(Dataset records)

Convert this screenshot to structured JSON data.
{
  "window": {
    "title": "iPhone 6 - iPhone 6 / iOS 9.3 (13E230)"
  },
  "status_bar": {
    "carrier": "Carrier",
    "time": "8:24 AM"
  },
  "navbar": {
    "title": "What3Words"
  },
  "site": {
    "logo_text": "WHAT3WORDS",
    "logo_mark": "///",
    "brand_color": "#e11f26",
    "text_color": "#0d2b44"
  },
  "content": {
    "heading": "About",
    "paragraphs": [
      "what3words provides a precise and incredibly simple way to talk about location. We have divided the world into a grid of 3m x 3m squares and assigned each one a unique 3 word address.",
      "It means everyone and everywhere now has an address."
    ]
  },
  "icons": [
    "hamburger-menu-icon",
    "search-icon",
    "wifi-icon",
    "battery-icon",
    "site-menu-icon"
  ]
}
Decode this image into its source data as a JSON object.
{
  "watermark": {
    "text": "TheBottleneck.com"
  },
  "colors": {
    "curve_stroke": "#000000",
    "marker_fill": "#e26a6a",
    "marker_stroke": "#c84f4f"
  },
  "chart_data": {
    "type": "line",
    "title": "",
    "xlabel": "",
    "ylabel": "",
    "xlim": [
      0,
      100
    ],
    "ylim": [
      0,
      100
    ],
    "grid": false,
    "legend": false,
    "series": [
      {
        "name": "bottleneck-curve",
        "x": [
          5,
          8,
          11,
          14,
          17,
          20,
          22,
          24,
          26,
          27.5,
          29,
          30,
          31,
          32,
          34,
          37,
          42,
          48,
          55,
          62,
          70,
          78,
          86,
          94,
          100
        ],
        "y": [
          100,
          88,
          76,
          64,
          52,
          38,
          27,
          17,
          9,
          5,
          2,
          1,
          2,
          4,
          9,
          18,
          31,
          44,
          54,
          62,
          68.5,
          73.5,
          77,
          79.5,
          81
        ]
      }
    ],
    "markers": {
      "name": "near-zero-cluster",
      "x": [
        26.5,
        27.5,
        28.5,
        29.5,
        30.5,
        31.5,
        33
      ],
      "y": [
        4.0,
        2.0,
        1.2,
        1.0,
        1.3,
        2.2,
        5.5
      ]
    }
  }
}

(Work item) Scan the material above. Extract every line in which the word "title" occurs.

(Written response)
    "title": "iPhone 6 - iPhone 6 / iOS 9.3 (13E230)"
    "title": "What3Words"
    "title": "",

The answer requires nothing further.